▸ **Task statement**:
Repeat each record below exactly as it is written.

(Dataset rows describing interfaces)
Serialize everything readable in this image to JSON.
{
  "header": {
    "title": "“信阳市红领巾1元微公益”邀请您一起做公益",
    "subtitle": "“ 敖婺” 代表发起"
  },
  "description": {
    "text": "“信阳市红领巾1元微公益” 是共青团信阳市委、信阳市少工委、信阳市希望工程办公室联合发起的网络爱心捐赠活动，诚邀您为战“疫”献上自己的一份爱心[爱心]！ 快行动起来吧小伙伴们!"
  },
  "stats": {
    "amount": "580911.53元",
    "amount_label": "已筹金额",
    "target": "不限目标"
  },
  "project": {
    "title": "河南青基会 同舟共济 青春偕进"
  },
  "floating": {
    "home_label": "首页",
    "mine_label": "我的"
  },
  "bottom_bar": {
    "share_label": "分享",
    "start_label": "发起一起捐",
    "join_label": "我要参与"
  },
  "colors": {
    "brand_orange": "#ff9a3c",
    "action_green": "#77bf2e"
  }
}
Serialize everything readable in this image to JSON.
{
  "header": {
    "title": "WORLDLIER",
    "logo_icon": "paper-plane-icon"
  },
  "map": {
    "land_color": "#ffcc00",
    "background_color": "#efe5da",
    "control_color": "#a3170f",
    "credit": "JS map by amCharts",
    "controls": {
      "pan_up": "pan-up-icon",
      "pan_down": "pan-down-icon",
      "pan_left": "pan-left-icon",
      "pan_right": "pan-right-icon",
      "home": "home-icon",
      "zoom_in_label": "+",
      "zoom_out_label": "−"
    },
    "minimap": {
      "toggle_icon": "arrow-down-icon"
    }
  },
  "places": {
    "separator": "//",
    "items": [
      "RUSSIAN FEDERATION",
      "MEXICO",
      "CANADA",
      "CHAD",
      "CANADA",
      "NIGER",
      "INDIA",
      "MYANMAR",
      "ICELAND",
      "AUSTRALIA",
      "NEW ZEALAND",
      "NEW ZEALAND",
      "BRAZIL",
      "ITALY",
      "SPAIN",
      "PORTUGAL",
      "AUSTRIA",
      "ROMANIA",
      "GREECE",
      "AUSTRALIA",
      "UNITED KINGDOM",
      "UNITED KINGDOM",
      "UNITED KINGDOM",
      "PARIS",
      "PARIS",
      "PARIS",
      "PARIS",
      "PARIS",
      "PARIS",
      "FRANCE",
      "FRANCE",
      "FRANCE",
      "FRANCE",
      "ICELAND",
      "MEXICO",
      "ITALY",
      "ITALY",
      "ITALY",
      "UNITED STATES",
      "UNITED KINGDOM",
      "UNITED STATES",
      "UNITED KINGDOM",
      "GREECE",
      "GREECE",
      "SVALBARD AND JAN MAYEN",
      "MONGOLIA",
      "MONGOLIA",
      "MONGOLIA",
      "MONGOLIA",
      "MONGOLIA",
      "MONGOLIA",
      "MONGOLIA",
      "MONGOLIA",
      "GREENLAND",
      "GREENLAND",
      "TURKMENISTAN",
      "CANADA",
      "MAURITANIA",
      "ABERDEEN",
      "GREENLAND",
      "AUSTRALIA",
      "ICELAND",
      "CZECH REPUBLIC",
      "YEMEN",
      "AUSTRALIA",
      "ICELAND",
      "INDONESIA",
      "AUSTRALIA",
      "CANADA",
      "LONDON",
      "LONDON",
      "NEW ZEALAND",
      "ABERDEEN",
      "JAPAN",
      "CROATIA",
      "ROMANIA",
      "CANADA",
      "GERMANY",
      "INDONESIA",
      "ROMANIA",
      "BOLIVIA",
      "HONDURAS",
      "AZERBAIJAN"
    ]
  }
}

▸ **The answer**:
Serialize everything readable in this image to JSON.
{
  "header": {
    "title": "“信阳市红领巾1元微公益”邀请您一起做公益",
    "subtitle": "“ 敖婺” 代表发起"
  },
  "description": {
    "text": "“信阳市红领巾1元微公益” 是共青团信阳市委、信阳市少工委、信阳市希望工程办公室联合发起的网络爱心捐赠活动，诚邀您为战“疫”献上自己的一份爱心[爱心]！ 快行动起来吧小伙伴们!"
  },
  "stats": {
    "amount": "580911.53元",
    "amount_label": "已筹金额",
    "target": "不限目标"
  },
  "project": {
    "title": "河南青基会 同舟共济 青春偕进"
  },
  "floating": {
    "home_label": "首页",
    "mine_label": "我的"
  },
  "bottom_bar": {
    "share_label": "分享",
    "start_label": "发起一起捐",
    "join_label": "我要参与"
  },
  "colors": {
    "brand_orange": "#ff9a3c",
    "action_green": "#77bf2e"
  }
}
Serialize everything readable in this image to JSON.
{
  "header": {
    "title": "WORLDLIER",
    "logo_icon": "paper-plane-icon"
  },
  "map": {
    "land_color": "#ffcc00",
    "background_color": "#efe5da",
    "control_color": "#a3170f",
    "credit": "JS map by amCharts",
    "controls": {
      "pan_up": "pan-up-icon",
      "pan_down": "pan-down-icon",
      "pan_left": "pan-left-icon",
      "pan_right": "pan-right-icon",
      "home": "home-icon",
      "zoom_in_label": "+",
      "zoom_out_label": "−"
    },
    "minimap": {
      "toggle_icon": "arrow-down-icon"
    }
  },
  "places": {
    "separator": "//",
    "items": [
      "RUSSIAN FEDERATION",
      "MEXICO",
      "CANADA",
      "CHAD",
      "CANADA",
      "NIGER",
      "INDIA",
      "MYANMAR",
      "ICELAND",
      "AUSTRALIA",
      "NEW ZEALAND",
      "NEW ZEALAND",
      "BRAZIL",
      "ITALY",
      "SPAIN",
      "PORTUGAL",
      "AUSTRIA",
      "ROMANIA",
      "GREECE",
      "AUSTRALIA",
      "UNITED KINGDOM",
      "UNITED KINGDOM",
      "UNITED KINGDOM",
      "PARIS",
      "PARIS",
      "PARIS",
      "PARIS",
      "PARIS",
      "PARIS",
      "FRANCE",
      "FRANCE",
      "FRANCE",
      "FRANCE",
      "ICELAND",
      "MEXICO",
      "ITALY",
      "ITALY",
      "ITALY",
      "UNITED STATES",
      "UNITED KINGDOM",
      "UNITED STATES",
      "UNITED KINGDOM",
      "GREECE",
      "GREECE",
      "SVALBARD AND JAN MAYEN",
      "MONGOLIA",
      "MONGOLIA",
      "MONGOLIA",
      "MONGOLIA",
      "MONGOLIA",
      "MONGOLIA",
      "MONGOLIA",
      "MONGOLIA",
      "GREENLAND",
      "GREENLAND",
      "TURKMENISTAN",
      "CANADA",
      "MAURITANIA",
      "ABERDEEN",
      "GREENLAND",
      "AUSTRALIA",
      "ICELAND",
      "CZECH REPUBLIC",
      "YEMEN",
      "AUSTRALIA",
      "ICELAND",
      "INDONESIA",
      "AUSTRALIA",
      "CANADA",
      "LONDON",
      "LONDON",
      "NEW ZEALAND",
      "ABERDEEN",
      "JAPAN",
      "CROATIA",
      "ROMANIA",
      "CANADA",
      "GERMANY",
      "INDONESIA",
      "ROMANIA",
      "BOLIVIA",
      "HONDURAS",
      "AZERBAIJAN"
    ]
  }
}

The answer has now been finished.